Trump says his business experience would play well in gov't
Mar. 20, 2015
AMHERST, N.H. (AP) — Real estate mogul Donald Trump, a day after announcing he'll form a presidential exploratory committee, told activists on Thursday his business experience makes him the best candidate to reform Washington.
"We need people in Washington that know how to make a deal," said Trump, who is considering a bid for the Republican nomination.
Trump spoke at the home of New Hampshire state Rep. Steve Stepanek. Although Trump's critics say he would bring an unflattering and circus-like atmosphere to Republican politics, many people in the crowd said they appreciate the reality TV star's willingness to say exactly what he thinks.
"A man that has the ability to handle the press, play with them and hold his ground, I have tremendous respect for that," said Lori Davis, vice president of the GOP committee in Weare. "He's not afraid."
Trump has repeatedly flirted with a presidential run, but he has recently begun hiring staff in early voting states, including New Hampshire. He did not stop to speak with reporters after the event Thursday but said as he got into a black SUV that he has a "better chance than anybody" of beating former Secretary of State Hillary Rodham Clinton, the Democratic favorite for the nomination.
Trump shook a few hands as he headed toward the door rather than staying to mingle with the crowd of state lawmakers and activists. Earlier in the day, he attended private meetings with a group of New Hampshire veterans and Manchester Mayor Ted Gatsas.
Trump's pitch to the crowd centered on his career as a businessman.
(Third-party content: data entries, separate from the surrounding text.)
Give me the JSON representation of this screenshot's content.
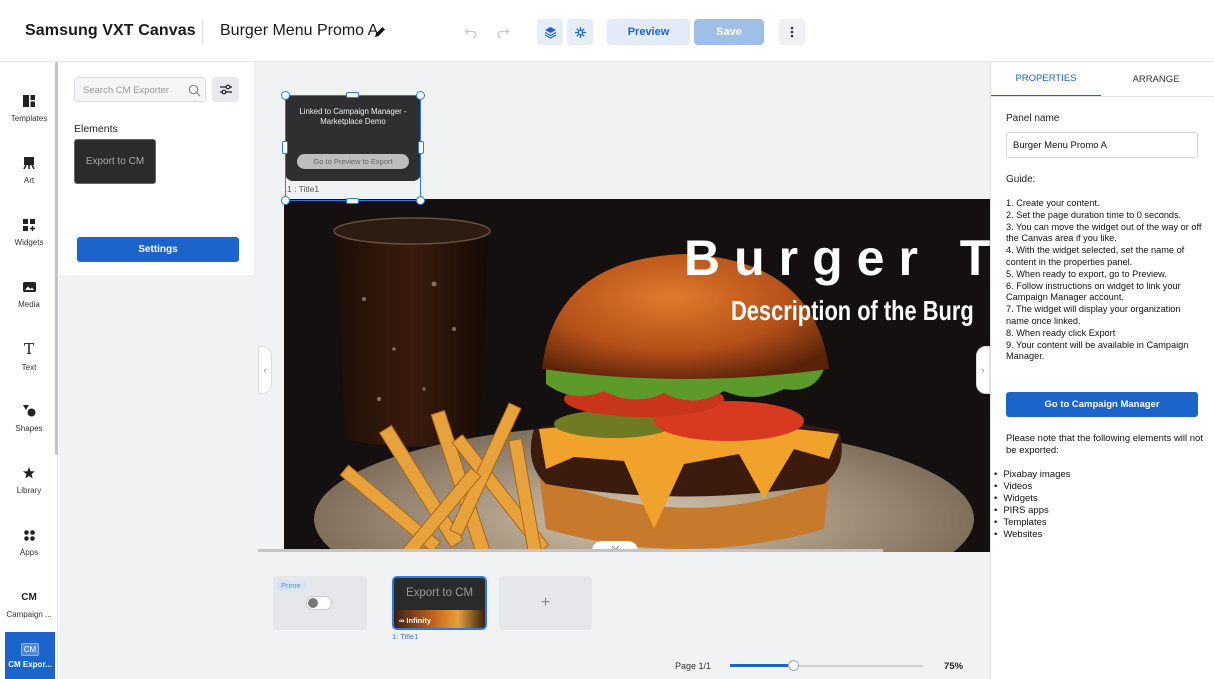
{
  "topbar": {
    "brand": "Samsung VXT Canvas",
    "document_title": "Burger Menu Promo A",
    "preview_label": "Preview",
    "save_label": "Save"
  },
  "rail": {
    "items": [
      {
        "label": "Templates",
        "icon": "templates-icon"
      },
      {
        "label": "Art",
        "icon": "art-icon"
      },
      {
        "label": "Widgets",
        "icon": "widgets-icon"
      },
      {
        "label": "Media",
        "icon": "media-icon"
      },
      {
        "label": "Text",
        "icon": "text-icon"
      },
      {
        "label": "Shapes",
        "icon": "shapes-icon"
      },
      {
        "label": "Library",
        "icon": "star-icon"
      },
      {
        "label": "Apps",
        "icon": "apps-icon"
      },
      {
        "label": "Campaign ...",
        "icon_text": "CM"
      },
      {
        "label": "CM Expor...",
        "icon_text": "CM",
        "active": true
      }
    ]
  },
  "elements_panel": {
    "search_placeholder": "Search CM Exporter",
    "section_title": "Elements",
    "element_thumb_label": "Export to CM",
    "settings_label": "Settings"
  },
  "canvas": {
    "headline": "Burger Tit",
    "subline": "Description of the Burg",
    "widget": {
      "text": "Linked to Campaign Manager - Marketplace Demo",
      "button": "Go to Preview to Export",
      "selection_label": "1 : Title1"
    }
  },
  "bottom": {
    "prime_badge": "Prime",
    "page_thumb_text": "Export to CM",
    "page_thumb_duration": "∞ Infinity",
    "page_label": "1: Title1",
    "add_label": "+",
    "pager": "Page 1/1",
    "zoom": "75%",
    "zoom_fraction": 0.33
  },
  "properties": {
    "tab_properties": "PROPERTIES",
    "tab_arrange": "ARRANGE",
    "panel_name_label": "Panel name",
    "panel_name_value": "Burger Menu Promo A",
    "guide_label": "Guide:",
    "guide_steps": [
      "1.  Create your content.",
      "2.  Set the page duration time to 0 seconds.",
      "3.  You can move the widget out of the way or off the Canvas area if you like.",
      "4.  With the widget selected, set the name of content in the properties panel.",
      "5.  When ready to export, go to Preview.",
      "6.  Follow instructions on widget to link your Campaign Manager account.",
      "7.  The widget will display your organization name once linked.",
      "8.  When ready click Export",
      "9.  Your content will be available in Campaign Manager."
    ],
    "cm_button": "Go to Campaign Manager",
    "note": "Please note that the following elements will not be exported:",
    "excluded": [
      "Pixabay images",
      "Videos",
      "Widgets",
      "PIRS apps",
      "Templates",
      "Websites"
    ]
  },
  "colors": {
    "accent": "#1b64c9",
    "selection": "#2d7be0",
    "panel_bg": "#f1f2f4"
  }
}
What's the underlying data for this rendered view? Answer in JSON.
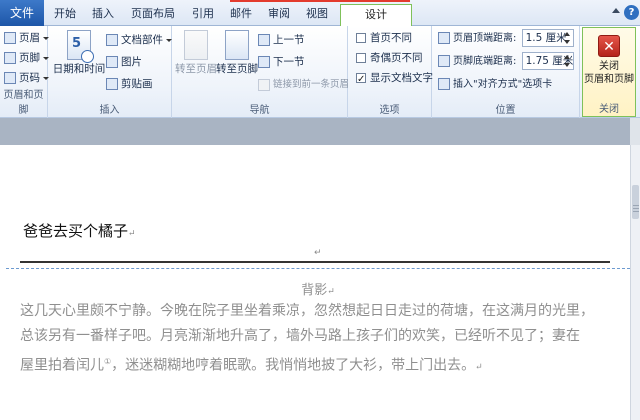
{
  "tabs": [
    {
      "label": "文件"
    },
    {
      "label": "开始"
    },
    {
      "label": "插入"
    },
    {
      "label": "页面布局"
    },
    {
      "label": "引用"
    },
    {
      "label": "邮件"
    },
    {
      "label": "审阅"
    },
    {
      "label": "视图"
    },
    {
      "label": "设计"
    }
  ],
  "ribbon": {
    "header_footer": {
      "header": "页眉",
      "footer": "页脚",
      "page_number": "页码",
      "label": "页眉和页脚"
    },
    "insert": {
      "datetime": "日期和时间",
      "calendar_number": "5",
      "doc_parts": "文档部件",
      "picture": "图片",
      "clipart": "剪贴画",
      "label": "插入"
    },
    "navigation": {
      "goto_header": "转至页眉",
      "goto_footer": "转至页脚",
      "prev_section": "上一节",
      "next_section": "下一节",
      "link_previous": "链接到前一条页眉",
      "label": "导航"
    },
    "options": {
      "first_page": "首页不同",
      "odd_even": "奇偶页不同",
      "show_text": "显示文档文字",
      "label": "选项"
    },
    "position": {
      "header_top": "页眉顶端距离:",
      "header_top_value": "1.5 厘米",
      "footer_bottom": "页脚底端距离:",
      "footer_bottom_value": "1.75 厘米",
      "insert_align_tab": "插入\"对齐方式\"选项卡",
      "label": "位置"
    },
    "close": {
      "line1": "关闭",
      "line2": "页眉和页脚",
      "label": "关闭"
    }
  },
  "document": {
    "header_text": "爸爸去买个橘子",
    "paragraph_mark": "↵",
    "title": "背影",
    "body_lines": [
      "这几天心里颇不宁静。今晚在院子里坐着乘凉，忽然想起日日走过的荷塘，在这满月的光里，",
      "总该另有一番样子吧。月亮渐渐地升高了，墙外马路上孩子们的欢笑，已经听不见了；妻在",
      "屋里拍着闰儿",
      "迷迷糊糊地哼着眠歌。我悄悄地披了大衫，带上门出去。"
    ],
    "footnote_ref": "①"
  },
  "colors": {
    "accent_green": "#7fc15a",
    "file_tab_blue": "#2b67b8",
    "close_red": "#c9342a"
  }
}
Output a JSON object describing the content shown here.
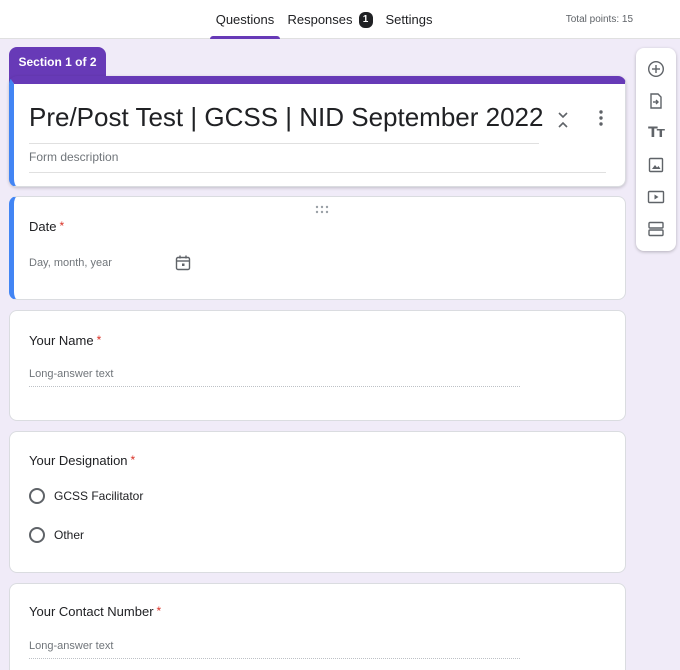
{
  "tabs": {
    "questions": "Questions",
    "responses": "Responses",
    "responses_count": "1",
    "settings": "Settings"
  },
  "total_points": "Total points: 15",
  "section_tag": "Section 1 of 2",
  "form": {
    "title": "Pre/Post Test | GCSS | NID September 2022",
    "description_placeholder": "Form description"
  },
  "questions": [
    {
      "title": "Date",
      "required_mark": "*",
      "placeholder": "Day, month, year"
    },
    {
      "title": "Your Name",
      "required_mark": "*",
      "placeholder": "Long-answer text"
    },
    {
      "title": "Your Designation",
      "required_mark": "*",
      "options": [
        "GCSS Facilitator",
        "Other"
      ]
    },
    {
      "title": "Your Contact Number",
      "required_mark": "*",
      "placeholder": "Long-answer text"
    }
  ],
  "toolbar": {
    "add_question": "add-circle-icon",
    "import_questions": "import-icon",
    "add_title": "Tт",
    "add_image": "image-icon",
    "add_video": "video-icon",
    "add_section": "section-icon"
  },
  "colors": {
    "accent": "#673ab7",
    "focus": "#4285f4",
    "background": "#f0ebf8",
    "required": "#d93025"
  }
}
Unlike some of his potential Republican rivals, he said, he would not cut entitlement programs such as Social Security and Medicaid.
"I would make this country so rich that you wouldn't have to cut it," he said.
Trump also suggested to the crowd that Wall Street financiers — he called many of them "horrible people" — would negotiate better on the world stage than existing U.S. diplomats.
His comments reflected the brash style that many in the audience said they'd like to see more of in Washington.
"I not only like it, I admire it," said Randy Heller, an independent voter from Barrington. "Many great men have high self-confidence."